The study revealed a positive start for the new giant weta population in the Sanctuary, with animals mating and females being seen laying eggs. Not one of the animals tracked was eaten during the study and all of the tiny 1g transmitters have been removed. This was the first use of transmitters to track transferred weta and it provided a valuable insight into the behaviors of the animals. Weta spent most of their time on the ground, walking across the leaf litter and feeding on mainly native plants but also some introduced plants, such as clover and dandelion. During the day, weta would hide on the ground underneath the vegetation and were very hard to find.
Cook Straight giant weta released at Karori with radio transmitter attached . Photo: Danny Thornburrow
While weta have been transferred before, this is the first time there has been a follow-up study of the new population. It was also a very successful use of transmitter technology. Monitoring that number of animals it would be expect some transmitters to be dislodged over the 50 day period.
It was also the first time Cook Strait giant weta have been transferred from an offshore island sanctuary to a mainland site. They became extinct on mainland New Zealand over 100 years ago. Up to four transfers are planned, with up to 450 weta being moved from Matiu/Somes and Mana Islands over the next four years.

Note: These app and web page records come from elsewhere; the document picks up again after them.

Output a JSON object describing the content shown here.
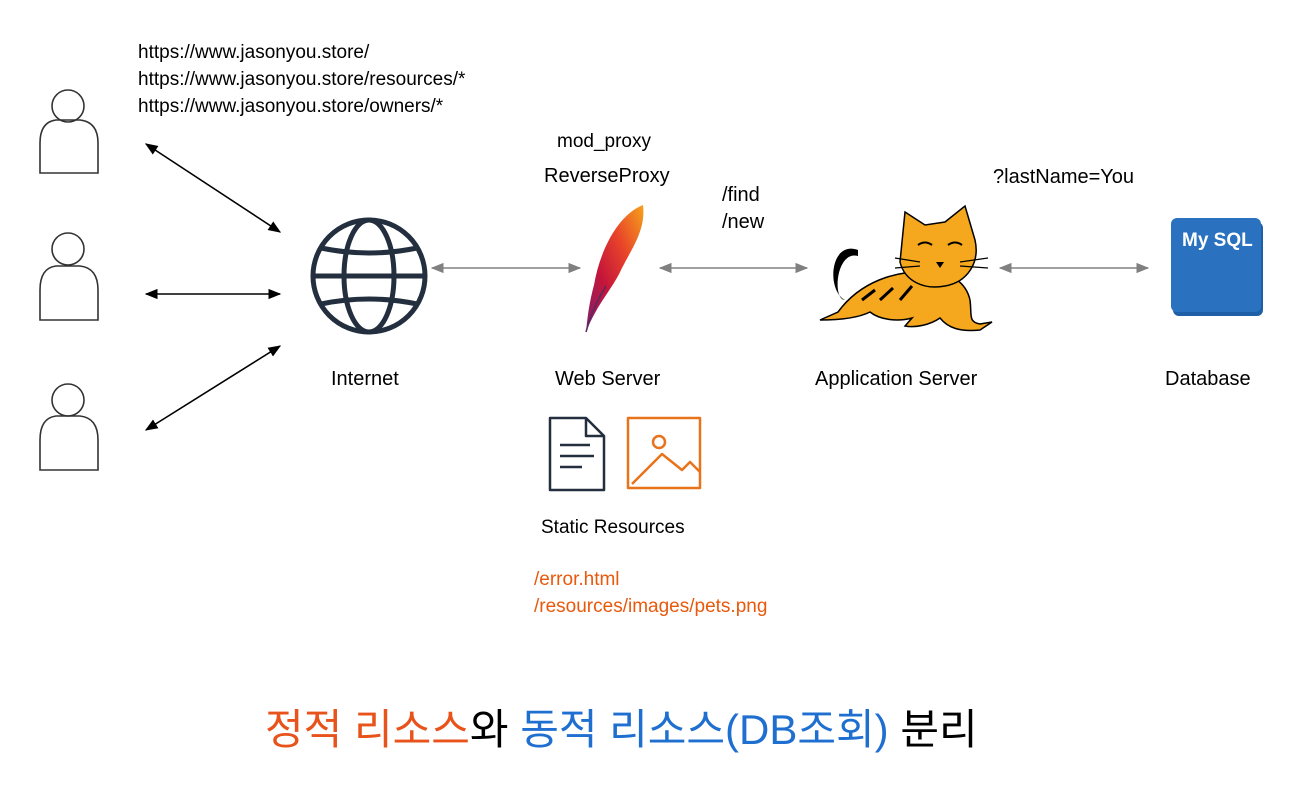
{
  "urls": [
    "https://www.jasonyou.store/",
    "https://www.jasonyou.store/resources/*",
    "https://www.jasonyou.store/owners/*"
  ],
  "webserver": {
    "module": "mod_proxy",
    "role": "ReverseProxy",
    "label": "Web Server"
  },
  "internet": {
    "label": "Internet"
  },
  "app_paths": [
    "/find",
    "/new"
  ],
  "query": "?lastName=You",
  "appserver": {
    "label": "Application Server"
  },
  "database": {
    "label": "Database",
    "logo_text": "My SQL"
  },
  "static": {
    "label": "Static Resources",
    "paths": [
      "/error.html",
      "/resources/images/pets.png"
    ]
  },
  "caption": {
    "part1": "정적 리소스",
    "part2": "와 ",
    "part3": "동적 리소스(DB조회)",
    "part4": " 분리"
  },
  "colors": {
    "orange": "#e8531b",
    "blue": "#1f6fd1",
    "mysql": "#2a72c0",
    "tomcat": "#f5a81d",
    "arrow_gray": "#808080"
  },
  "icons": [
    "user-icon",
    "globe-icon",
    "apache-feather-icon",
    "tomcat-icon",
    "mysql-icon",
    "document-icon",
    "image-icon"
  ]
}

Giant weta are New Zealand’s largest invertebrates (weighing up to 35g) and the flagship for insect conservation in New Zealand. The decline of most giant weta can probably be attributed to three major causes: predation from introduced mammals, habitat destruction, and modification of habitat by browsers. Defence mechanisms such as raising and quickly flicking their legs down in the hope of ‘spiking’ a predator’s face, or lying on their backs to ‘play’ dead are of little effect and highlight just how vulnerable the weta are.
The Landcare Research study of Wellington’s new weta population was funded by Oscar-winning film and television effects company, Weta Workshop via New Zealand National Parks and Conservation Foundation.
Posted August 2007